Excerpts from an interface dataset
□ □ □ □

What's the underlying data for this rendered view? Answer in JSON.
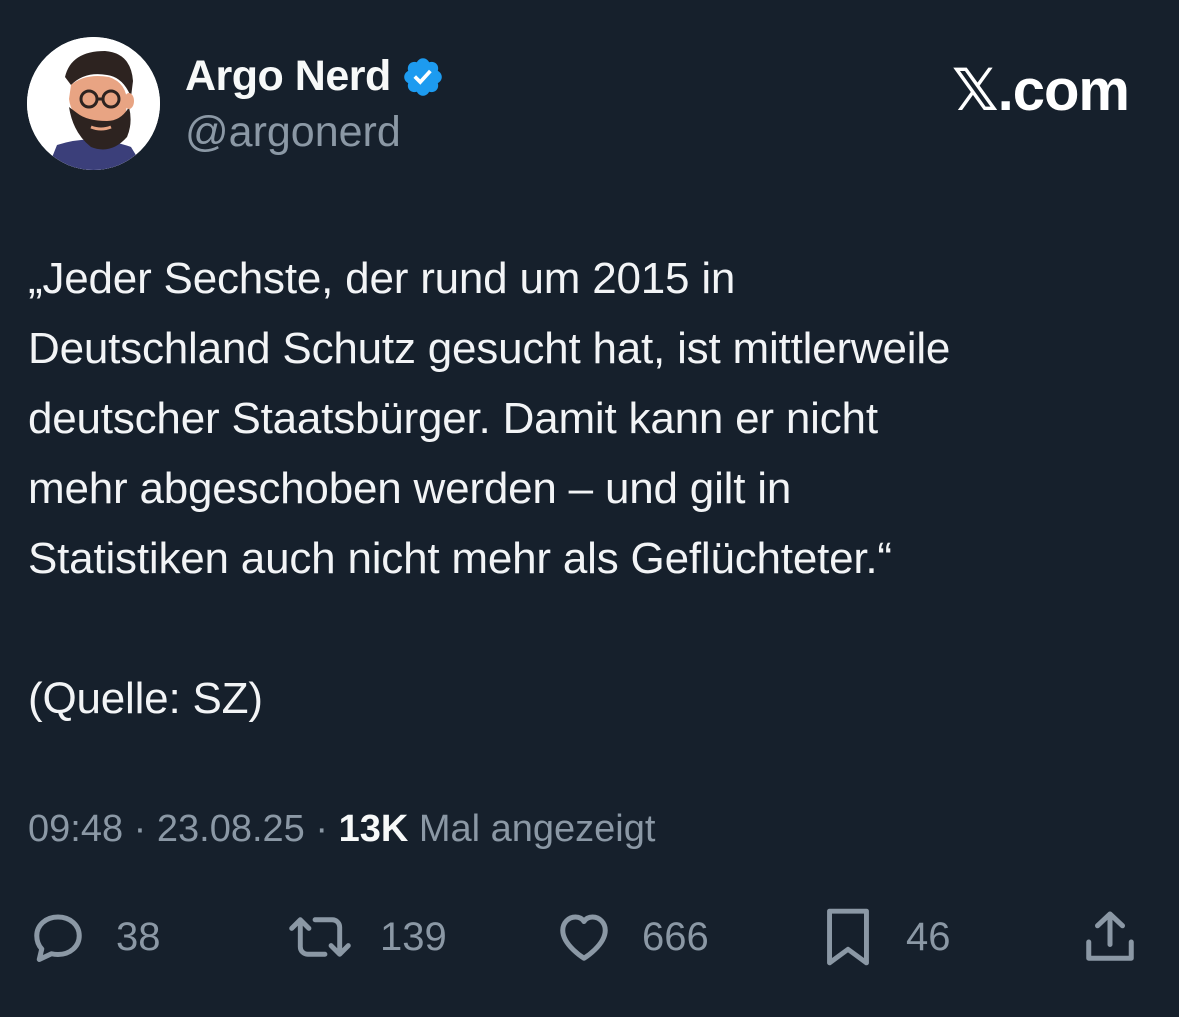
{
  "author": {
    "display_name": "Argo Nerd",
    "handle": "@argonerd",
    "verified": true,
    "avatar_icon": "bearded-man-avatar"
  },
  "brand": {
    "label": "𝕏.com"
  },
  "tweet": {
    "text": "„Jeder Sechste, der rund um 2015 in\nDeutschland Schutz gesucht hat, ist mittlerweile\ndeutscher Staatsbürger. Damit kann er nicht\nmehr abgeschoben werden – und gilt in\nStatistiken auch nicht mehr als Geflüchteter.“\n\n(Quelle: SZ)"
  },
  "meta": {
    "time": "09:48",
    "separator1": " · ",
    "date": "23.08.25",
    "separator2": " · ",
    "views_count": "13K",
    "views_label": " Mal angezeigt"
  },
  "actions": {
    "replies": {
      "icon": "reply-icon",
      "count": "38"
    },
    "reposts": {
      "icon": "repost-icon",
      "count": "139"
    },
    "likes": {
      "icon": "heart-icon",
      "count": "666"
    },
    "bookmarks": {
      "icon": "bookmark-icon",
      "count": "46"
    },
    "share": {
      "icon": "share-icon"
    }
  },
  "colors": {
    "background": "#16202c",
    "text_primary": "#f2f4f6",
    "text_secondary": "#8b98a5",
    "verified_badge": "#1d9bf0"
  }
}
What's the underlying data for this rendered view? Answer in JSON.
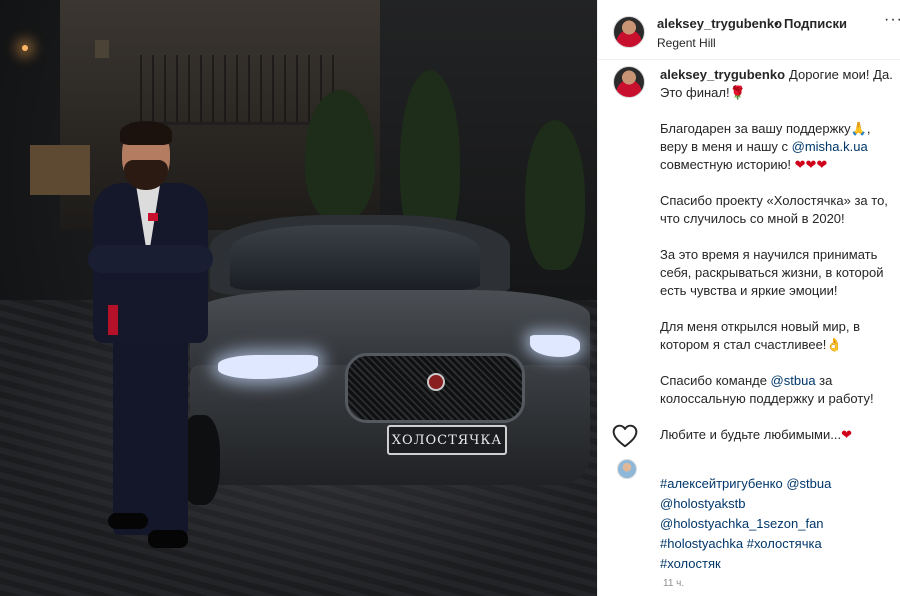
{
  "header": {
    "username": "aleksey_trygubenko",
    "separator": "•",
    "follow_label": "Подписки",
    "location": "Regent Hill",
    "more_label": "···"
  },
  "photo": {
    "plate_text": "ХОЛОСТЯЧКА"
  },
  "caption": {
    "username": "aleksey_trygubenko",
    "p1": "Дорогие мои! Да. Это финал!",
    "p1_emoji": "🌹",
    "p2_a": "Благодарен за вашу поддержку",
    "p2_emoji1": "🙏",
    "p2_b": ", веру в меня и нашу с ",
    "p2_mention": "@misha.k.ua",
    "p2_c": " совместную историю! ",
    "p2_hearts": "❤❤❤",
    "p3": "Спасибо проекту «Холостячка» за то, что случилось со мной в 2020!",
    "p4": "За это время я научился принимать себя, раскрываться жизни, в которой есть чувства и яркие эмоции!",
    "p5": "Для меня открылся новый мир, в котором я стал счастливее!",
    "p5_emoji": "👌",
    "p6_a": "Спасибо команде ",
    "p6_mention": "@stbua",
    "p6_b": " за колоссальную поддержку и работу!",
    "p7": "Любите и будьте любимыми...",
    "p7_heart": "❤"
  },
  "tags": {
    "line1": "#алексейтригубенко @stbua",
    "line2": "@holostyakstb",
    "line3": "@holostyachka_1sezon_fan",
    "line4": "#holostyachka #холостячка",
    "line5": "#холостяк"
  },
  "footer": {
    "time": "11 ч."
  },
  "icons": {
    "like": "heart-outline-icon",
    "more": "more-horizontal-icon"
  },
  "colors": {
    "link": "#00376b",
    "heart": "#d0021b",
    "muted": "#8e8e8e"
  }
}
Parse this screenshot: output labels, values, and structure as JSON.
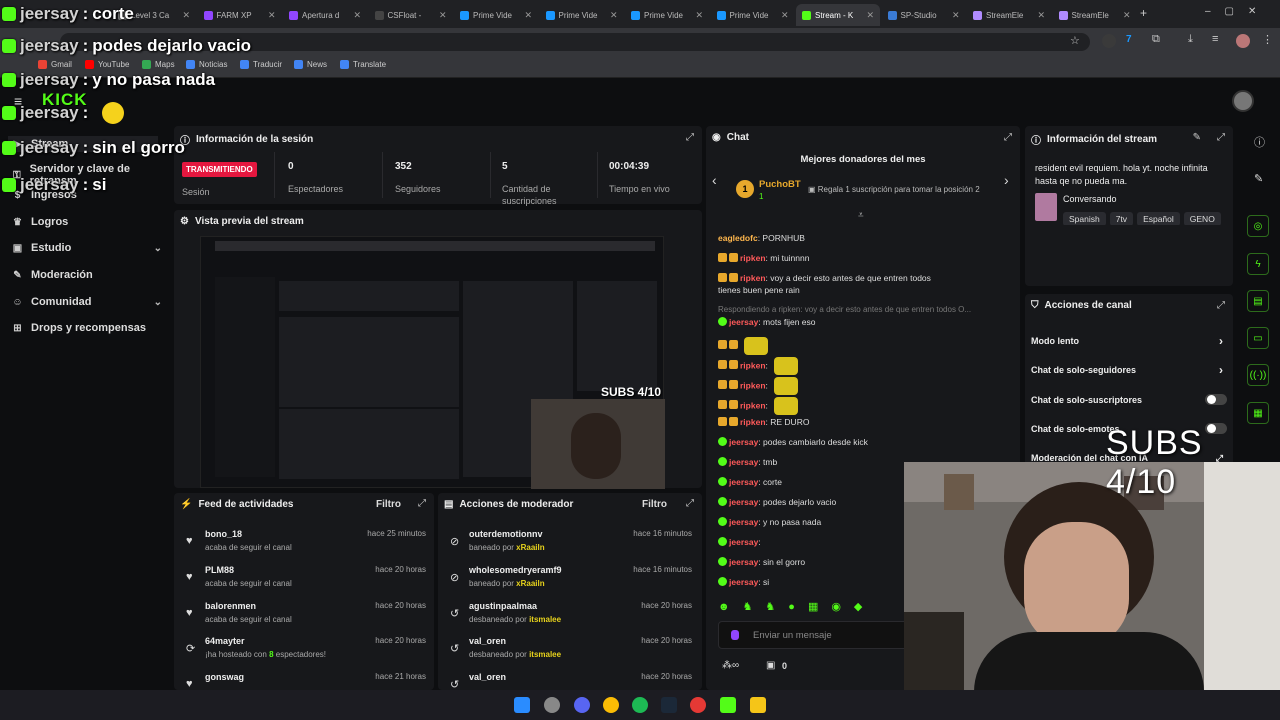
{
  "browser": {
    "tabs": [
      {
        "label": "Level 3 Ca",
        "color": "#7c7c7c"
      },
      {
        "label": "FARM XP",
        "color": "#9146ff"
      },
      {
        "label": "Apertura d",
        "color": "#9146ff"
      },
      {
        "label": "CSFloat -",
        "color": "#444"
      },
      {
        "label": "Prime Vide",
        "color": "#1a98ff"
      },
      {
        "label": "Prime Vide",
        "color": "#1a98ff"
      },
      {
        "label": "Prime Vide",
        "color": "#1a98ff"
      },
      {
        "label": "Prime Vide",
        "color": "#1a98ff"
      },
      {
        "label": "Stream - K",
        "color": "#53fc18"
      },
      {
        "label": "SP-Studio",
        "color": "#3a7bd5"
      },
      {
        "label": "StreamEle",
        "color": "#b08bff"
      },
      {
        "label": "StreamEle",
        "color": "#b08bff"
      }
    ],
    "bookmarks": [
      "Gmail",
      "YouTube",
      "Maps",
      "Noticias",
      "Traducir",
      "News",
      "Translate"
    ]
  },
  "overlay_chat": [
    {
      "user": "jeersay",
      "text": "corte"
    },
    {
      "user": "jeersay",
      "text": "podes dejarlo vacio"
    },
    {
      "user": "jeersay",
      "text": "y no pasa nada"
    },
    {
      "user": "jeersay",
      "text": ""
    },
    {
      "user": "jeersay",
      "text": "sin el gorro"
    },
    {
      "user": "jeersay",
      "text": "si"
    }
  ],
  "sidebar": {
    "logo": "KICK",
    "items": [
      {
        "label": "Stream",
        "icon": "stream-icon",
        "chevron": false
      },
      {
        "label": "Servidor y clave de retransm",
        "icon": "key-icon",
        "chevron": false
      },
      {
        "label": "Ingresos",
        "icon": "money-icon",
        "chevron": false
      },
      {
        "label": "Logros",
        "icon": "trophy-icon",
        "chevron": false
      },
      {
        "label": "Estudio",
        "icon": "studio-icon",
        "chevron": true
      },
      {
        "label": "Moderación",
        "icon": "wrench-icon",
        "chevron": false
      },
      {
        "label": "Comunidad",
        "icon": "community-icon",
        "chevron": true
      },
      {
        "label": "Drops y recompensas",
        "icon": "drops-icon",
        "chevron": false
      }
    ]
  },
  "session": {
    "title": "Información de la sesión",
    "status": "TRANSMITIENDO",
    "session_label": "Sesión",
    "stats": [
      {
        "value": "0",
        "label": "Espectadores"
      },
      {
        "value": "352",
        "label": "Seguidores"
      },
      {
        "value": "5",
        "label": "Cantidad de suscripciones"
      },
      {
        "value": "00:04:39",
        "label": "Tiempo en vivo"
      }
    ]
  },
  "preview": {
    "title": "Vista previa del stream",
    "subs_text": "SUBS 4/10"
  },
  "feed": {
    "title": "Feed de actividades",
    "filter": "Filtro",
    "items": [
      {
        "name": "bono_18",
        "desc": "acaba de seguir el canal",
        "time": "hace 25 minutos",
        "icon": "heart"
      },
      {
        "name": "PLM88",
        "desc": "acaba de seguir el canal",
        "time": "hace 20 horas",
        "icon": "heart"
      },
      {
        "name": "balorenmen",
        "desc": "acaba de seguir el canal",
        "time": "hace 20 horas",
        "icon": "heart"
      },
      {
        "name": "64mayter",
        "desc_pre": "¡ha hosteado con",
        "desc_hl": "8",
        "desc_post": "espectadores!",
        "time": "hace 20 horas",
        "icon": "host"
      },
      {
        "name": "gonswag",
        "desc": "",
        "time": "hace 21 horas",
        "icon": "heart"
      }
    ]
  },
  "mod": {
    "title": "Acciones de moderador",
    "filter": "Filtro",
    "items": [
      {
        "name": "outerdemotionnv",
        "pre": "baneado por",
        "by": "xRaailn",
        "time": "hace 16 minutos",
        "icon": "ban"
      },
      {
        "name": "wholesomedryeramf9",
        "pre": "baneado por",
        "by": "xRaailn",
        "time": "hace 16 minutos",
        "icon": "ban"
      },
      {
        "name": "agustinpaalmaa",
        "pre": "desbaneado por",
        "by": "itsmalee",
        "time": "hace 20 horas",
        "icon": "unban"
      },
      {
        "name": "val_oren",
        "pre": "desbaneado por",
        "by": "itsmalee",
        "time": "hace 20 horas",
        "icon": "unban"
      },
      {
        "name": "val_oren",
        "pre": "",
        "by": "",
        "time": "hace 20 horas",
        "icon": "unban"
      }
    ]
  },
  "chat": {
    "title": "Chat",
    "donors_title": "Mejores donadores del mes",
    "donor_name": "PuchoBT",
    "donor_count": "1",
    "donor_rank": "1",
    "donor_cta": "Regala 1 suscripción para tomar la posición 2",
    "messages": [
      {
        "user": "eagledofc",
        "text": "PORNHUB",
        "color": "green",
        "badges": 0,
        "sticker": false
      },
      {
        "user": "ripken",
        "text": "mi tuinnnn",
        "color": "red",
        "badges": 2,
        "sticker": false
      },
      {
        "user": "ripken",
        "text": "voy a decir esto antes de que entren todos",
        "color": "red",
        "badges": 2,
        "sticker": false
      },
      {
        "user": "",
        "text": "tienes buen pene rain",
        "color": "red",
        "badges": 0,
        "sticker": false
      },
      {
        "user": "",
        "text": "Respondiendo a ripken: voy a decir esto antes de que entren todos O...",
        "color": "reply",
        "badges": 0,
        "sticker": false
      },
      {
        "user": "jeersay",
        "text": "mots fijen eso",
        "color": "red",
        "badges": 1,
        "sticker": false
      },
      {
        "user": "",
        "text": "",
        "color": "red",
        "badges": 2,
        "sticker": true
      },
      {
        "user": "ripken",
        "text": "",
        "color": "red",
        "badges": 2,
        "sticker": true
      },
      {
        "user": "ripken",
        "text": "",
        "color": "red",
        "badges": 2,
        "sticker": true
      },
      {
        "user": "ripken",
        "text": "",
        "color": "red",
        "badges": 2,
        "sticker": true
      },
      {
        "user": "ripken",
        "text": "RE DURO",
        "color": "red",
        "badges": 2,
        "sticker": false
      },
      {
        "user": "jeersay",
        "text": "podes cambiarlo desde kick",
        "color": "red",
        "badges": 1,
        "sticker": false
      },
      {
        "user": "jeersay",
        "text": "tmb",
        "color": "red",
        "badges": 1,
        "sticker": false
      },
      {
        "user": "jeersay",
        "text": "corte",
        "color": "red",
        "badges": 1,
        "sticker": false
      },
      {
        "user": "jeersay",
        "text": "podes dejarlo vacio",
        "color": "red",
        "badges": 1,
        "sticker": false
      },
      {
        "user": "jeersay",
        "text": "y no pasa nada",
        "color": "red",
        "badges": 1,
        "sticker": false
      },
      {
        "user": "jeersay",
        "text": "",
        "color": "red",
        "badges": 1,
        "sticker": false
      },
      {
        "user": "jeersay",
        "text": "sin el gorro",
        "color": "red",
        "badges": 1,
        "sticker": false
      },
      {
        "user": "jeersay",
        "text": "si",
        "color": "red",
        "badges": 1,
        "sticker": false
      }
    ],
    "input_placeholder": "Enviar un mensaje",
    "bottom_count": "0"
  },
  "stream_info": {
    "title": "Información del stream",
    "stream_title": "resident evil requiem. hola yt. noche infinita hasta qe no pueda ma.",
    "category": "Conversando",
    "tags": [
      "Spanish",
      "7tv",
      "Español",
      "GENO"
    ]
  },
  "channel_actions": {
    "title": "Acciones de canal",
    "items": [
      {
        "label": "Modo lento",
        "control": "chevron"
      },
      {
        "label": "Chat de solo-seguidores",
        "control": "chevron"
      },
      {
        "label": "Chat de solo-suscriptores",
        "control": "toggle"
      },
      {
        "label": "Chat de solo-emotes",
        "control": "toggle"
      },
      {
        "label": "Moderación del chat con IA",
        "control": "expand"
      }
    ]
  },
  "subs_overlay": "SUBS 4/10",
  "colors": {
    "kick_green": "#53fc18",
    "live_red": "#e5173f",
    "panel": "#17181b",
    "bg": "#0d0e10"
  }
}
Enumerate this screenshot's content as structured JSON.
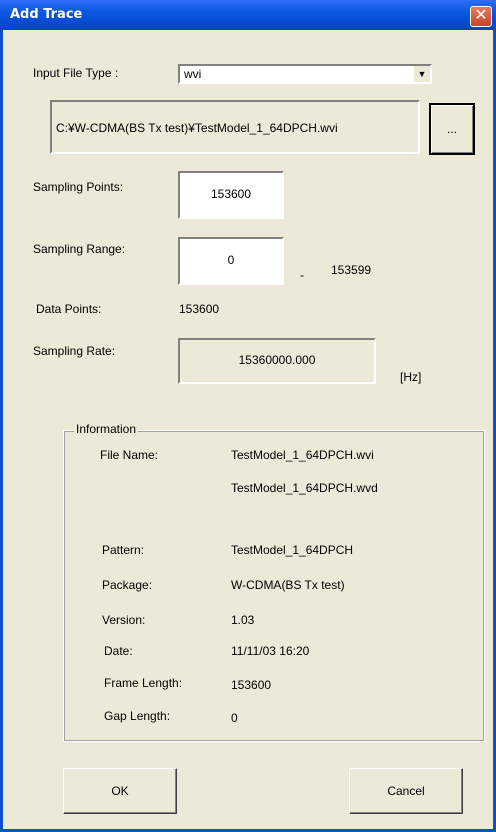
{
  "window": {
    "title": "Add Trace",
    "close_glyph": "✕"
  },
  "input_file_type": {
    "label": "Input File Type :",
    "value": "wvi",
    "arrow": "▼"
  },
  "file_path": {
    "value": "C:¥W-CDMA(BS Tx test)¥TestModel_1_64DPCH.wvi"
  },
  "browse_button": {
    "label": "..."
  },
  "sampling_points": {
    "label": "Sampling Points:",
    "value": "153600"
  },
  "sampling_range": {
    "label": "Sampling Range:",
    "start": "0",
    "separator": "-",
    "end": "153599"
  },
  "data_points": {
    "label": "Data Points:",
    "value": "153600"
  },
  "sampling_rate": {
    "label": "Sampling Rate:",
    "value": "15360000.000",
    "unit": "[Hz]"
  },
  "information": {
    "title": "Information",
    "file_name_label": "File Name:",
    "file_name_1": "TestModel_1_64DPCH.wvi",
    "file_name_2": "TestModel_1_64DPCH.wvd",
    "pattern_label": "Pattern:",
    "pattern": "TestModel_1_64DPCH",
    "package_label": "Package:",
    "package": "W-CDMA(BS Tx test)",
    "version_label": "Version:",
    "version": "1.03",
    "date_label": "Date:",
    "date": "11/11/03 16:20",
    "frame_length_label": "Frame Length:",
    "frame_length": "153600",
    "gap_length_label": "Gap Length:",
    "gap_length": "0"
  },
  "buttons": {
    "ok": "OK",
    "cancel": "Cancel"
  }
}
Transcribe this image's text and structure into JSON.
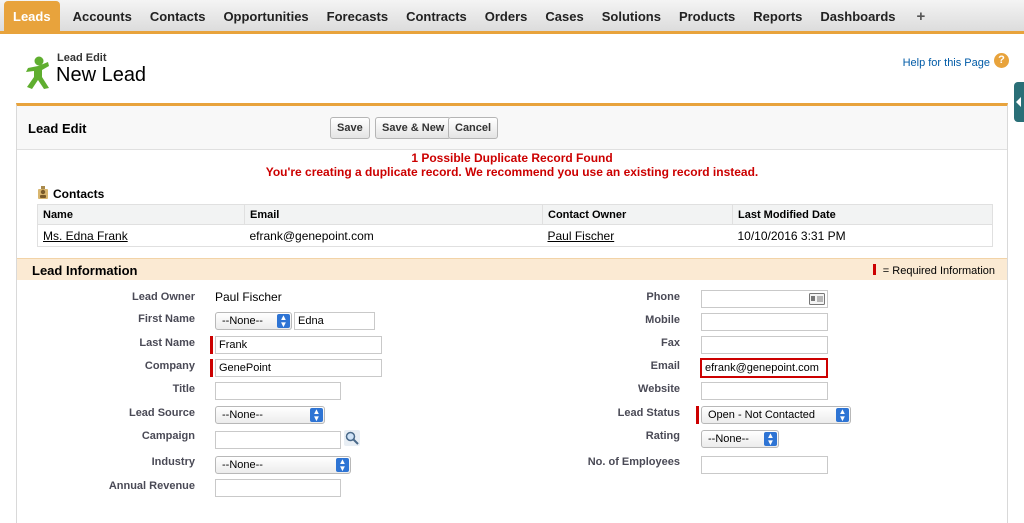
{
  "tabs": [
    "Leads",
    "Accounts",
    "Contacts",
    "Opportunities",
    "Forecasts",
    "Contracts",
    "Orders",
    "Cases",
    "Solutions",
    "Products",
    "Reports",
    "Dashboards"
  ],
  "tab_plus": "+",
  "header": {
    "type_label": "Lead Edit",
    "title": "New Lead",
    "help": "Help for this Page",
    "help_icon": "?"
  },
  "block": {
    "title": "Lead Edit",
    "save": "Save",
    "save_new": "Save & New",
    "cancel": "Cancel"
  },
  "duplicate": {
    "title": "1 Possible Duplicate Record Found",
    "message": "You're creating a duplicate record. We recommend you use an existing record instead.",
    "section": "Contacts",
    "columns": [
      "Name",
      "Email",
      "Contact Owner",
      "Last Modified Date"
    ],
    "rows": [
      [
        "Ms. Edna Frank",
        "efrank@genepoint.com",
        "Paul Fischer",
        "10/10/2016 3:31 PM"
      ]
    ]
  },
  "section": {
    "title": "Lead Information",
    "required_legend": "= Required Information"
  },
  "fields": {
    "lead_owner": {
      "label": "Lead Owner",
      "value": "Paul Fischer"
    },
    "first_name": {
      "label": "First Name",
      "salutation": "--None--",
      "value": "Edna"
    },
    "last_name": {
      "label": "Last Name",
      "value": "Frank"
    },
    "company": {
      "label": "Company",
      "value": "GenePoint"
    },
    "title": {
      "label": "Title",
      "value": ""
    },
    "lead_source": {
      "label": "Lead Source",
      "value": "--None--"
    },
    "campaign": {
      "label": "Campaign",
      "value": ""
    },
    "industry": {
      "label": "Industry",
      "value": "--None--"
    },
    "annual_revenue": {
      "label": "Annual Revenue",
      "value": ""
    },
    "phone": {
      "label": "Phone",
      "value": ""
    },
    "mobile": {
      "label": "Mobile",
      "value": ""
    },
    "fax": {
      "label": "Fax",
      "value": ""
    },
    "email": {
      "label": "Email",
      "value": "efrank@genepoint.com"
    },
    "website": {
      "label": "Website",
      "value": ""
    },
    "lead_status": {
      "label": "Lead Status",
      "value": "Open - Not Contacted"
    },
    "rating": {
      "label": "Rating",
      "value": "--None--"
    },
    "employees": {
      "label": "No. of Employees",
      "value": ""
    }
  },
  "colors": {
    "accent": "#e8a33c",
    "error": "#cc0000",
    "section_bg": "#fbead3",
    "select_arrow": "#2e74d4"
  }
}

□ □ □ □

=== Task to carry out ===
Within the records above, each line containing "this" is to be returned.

=== Expected output ===
What's the underlying data for this rendered view? Answer in JSON.
What's the underlying data for this rendered view? Answer in JSON.
Parse this screenshot: output labels, values, and structure as JSON.
Enumerate this screenshot's content as structured JSON.
Transcribe this image's text and structure into JSON.
    "help": "Help for this Page",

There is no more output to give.